**Directions:**
Please restate the data word for word, in full.
#####
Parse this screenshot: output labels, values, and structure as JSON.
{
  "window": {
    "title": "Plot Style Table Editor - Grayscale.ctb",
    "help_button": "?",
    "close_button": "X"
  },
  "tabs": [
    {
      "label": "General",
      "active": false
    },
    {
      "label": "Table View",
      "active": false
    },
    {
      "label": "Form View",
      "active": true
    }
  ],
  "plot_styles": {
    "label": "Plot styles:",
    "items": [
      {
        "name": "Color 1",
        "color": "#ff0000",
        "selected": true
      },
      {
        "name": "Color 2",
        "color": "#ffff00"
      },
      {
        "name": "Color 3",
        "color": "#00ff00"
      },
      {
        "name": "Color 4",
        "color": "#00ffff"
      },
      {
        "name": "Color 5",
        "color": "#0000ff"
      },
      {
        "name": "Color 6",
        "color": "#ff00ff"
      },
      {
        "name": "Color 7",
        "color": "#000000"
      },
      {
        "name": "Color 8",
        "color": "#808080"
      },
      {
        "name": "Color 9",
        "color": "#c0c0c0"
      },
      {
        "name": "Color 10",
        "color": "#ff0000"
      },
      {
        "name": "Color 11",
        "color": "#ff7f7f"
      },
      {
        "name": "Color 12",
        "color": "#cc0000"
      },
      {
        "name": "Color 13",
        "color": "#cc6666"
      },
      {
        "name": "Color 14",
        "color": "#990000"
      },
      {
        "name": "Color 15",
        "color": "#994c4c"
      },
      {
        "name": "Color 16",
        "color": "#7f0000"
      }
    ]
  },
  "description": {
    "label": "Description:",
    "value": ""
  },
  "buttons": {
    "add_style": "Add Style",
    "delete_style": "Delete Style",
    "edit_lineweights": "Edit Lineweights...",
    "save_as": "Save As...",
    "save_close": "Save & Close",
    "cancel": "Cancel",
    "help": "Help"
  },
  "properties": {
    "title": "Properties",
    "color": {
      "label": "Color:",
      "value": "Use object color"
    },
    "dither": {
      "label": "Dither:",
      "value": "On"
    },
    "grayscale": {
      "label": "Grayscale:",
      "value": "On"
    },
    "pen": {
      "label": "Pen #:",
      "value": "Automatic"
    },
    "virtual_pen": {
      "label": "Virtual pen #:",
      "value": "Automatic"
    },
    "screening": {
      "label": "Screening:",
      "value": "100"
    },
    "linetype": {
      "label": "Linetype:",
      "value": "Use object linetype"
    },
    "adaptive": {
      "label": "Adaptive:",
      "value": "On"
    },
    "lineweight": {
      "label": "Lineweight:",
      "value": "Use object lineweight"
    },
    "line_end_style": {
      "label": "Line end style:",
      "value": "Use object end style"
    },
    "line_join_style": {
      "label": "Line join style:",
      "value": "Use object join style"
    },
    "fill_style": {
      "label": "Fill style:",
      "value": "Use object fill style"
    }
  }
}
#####
**Response to this exercise:**
Parse this screenshot: output labels, values, and structure as JSON.
{
  "window": {
    "title": "Plot Style Table Editor - Grayscale.ctb",
    "help_button": "?",
    "close_button": "X"
  },
  "tabs": [
    {
      "label": "General",
      "active": false
    },
    {
      "label": "Table View",
      "active": false
    },
    {
      "label": "Form View",
      "active": true
    }
  ],
  "plot_styles": {
    "label": "Plot styles:",
    "items": [
      {
        "name": "Color 1",
        "color": "#ff0000",
        "selected": true
      },
      {
        "name": "Color 2",
        "color": "#ffff00"
      },
      {
        "name": "Color 3",
        "color": "#00ff00"
      },
      {
        "name": "Color 4",
        "color": "#00ffff"
      },
      {
        "name": "Color 5",
        "color": "#0000ff"
      },
      {
        "name": "Color 6",
        "color": "#ff00ff"
      },
      {
        "name": "Color 7",
        "color": "#000000"
      },
      {
        "name": "Color 8",
        "color": "#808080"
      },
      {
        "name": "Color 9",
        "color": "#c0c0c0"
      },
      {
        "name": "Color 10",
        "color": "#ff0000"
      },
      {
        "name": "Color 11",
        "color": "#ff7f7f"
      },
      {
        "name": "Color 12",
        "color": "#cc0000"
      },
      {
        "name": "Color 13",
        "color": "#cc6666"
      },
      {
        "name": "Color 14",
        "color": "#990000"
      },
      {
        "name": "Color 15",
        "color": "#994c4c"
      },
      {
        "name": "Color 16",
        "color": "#7f0000"
      }
    ]
  },
  "description": {
    "label": "Description:",
    "value": ""
  },
  "buttons": {
    "add_style": "Add Style",
    "delete_style": "Delete Style",
    "edit_lineweights": "Edit Lineweights...",
    "save_as": "Save As...",
    "save_close": "Save & Close",
    "cancel": "Cancel",
    "help": "Help"
  },
  "properties": {
    "title": "Properties",
    "color": {
      "label": "Color:",
      "value": "Use object color"
    },
    "dither": {
      "label": "Dither:",
      "value": "On"
    },
    "grayscale": {
      "label": "Grayscale:",
      "value": "On"
    },
    "pen": {
      "label": "Pen #:",
      "value": "Automatic"
    },
    "virtual_pen": {
      "label": "Virtual pen #:",
      "value": "Automatic"
    },
    "screening": {
      "label": "Screening:",
      "value": "100"
    },
    "linetype": {
      "label": "Linetype:",
      "value": "Use object linetype"
    },
    "adaptive": {
      "label": "Adaptive:",
      "value": "On"
    },
    "lineweight": {
      "label": "Lineweight:",
      "value": "Use object lineweight"
    },
    "line_end_style": {
      "label": "Line end style:",
      "value": "Use object end style"
    },
    "line_join_style": {
      "label": "Line join style:",
      "value": "Use object join style"
    },
    "fill_style": {
      "label": "Fill style:",
      "value": "Use object fill style"
    }
  }
}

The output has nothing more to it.